* [DATASET CONTENT]:
- - -

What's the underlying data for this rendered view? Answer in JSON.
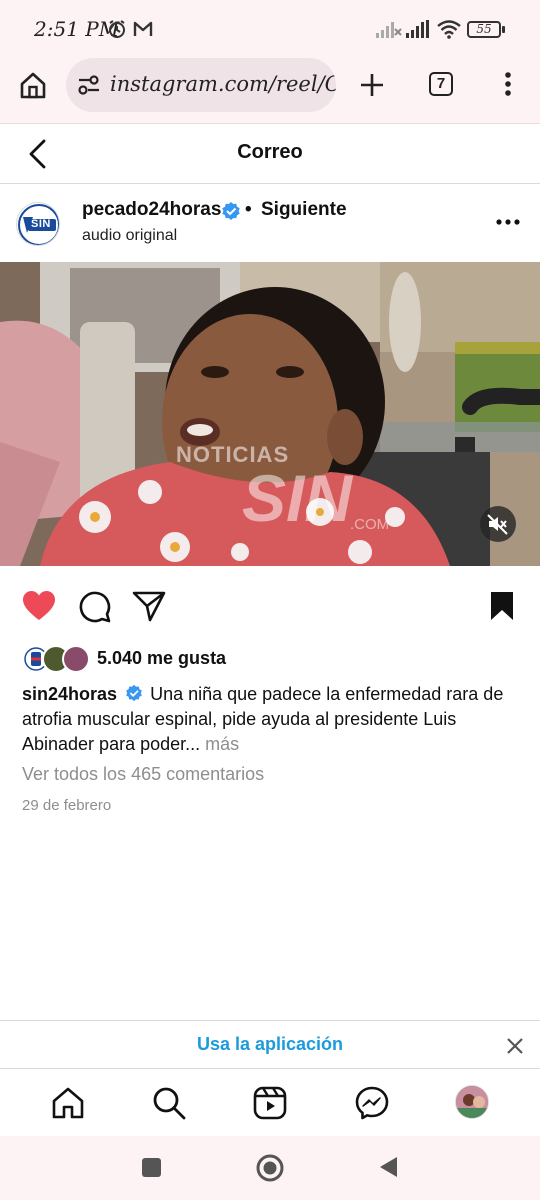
{
  "status_bar": {
    "time": "2:51 PM",
    "battery": "55",
    "icons": [
      "alarm-icon",
      "gmail-icon",
      "signal-icon",
      "wifi-icon",
      "battery-icon"
    ]
  },
  "browser": {
    "url": "instagram.com/reel/C",
    "tab_count": "7",
    "icons": [
      "home-icon",
      "site-settings-icon",
      "new-tab-icon",
      "tabs-icon",
      "more-icon"
    ]
  },
  "header": {
    "title": "Correo"
  },
  "post": {
    "username": "pecado24horas",
    "separator": "•",
    "follow_label": "Siguiente",
    "audio": "audio original",
    "avatar_text": "SIN",
    "video_watermark_top": "NOTICIAS",
    "video_watermark_main": "SIN",
    "video_watermark_domain": ".COM",
    "likes": "5.040 me gusta",
    "caption_user": "sin24horas",
    "caption_text": "Una niña que padece la enfermedad rara de atrofia muscular espinal, pide ayuda al presidente Luis Abinader para poder...",
    "caption_more": "más",
    "comments_link": "Ver todos los 465 comentarios",
    "date": "29 de febrero",
    "liked": true,
    "saved": true
  },
  "app_banner": {
    "label": "Usa la aplicación"
  },
  "bottom_nav": [
    "home-icon",
    "search-icon",
    "reels-icon",
    "messenger-icon",
    "profile-avatar"
  ],
  "colors": {
    "heart": "#ed4956",
    "link_blue": "#1c9bdc",
    "verified": "#3897f0",
    "chrome_bg": "#fdf3f5"
  }
}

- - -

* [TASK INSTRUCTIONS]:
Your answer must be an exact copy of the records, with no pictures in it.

* [YOUR RESPONSE]:
What's the underlying data for this rendered view? Answer in JSON.
{
  "status_bar": {
    "time": "2:51 PM",
    "battery": "55",
    "icons": [
      "alarm-icon",
      "gmail-icon",
      "signal-icon",
      "wifi-icon",
      "battery-icon"
    ]
  },
  "browser": {
    "url": "instagram.com/reel/C",
    "tab_count": "7",
    "icons": [
      "home-icon",
      "site-settings-icon",
      "new-tab-icon",
      "tabs-icon",
      "more-icon"
    ]
  },
  "header": {
    "title": "Correo"
  },
  "post": {
    "username": "pecado24horas",
    "separator": "•",
    "follow_label": "Siguiente",
    "audio": "audio original",
    "avatar_text": "SIN",
    "video_watermark_top": "NOTICIAS",
    "video_watermark_main": "SIN",
    "video_watermark_domain": ".COM",
    "likes": "5.040 me gusta",
    "caption_user": "sin24horas",
    "caption_text": "Una niña que padece la enfermedad rara de atrofia muscular espinal, pide ayuda al presidente Luis Abinader para poder...",
    "caption_more": "más",
    "comments_link": "Ver todos los 465 comentarios",
    "date": "29 de febrero",
    "liked": true,
    "saved": true
  },
  "app_banner": {
    "label": "Usa la aplicación"
  },
  "bottom_nav": [
    "home-icon",
    "search-icon",
    "reels-icon",
    "messenger-icon",
    "profile-avatar"
  ],
  "colors": {
    "heart": "#ed4956",
    "link_blue": "#1c9bdc",
    "verified": "#3897f0",
    "chrome_bg": "#fdf3f5"
  }
}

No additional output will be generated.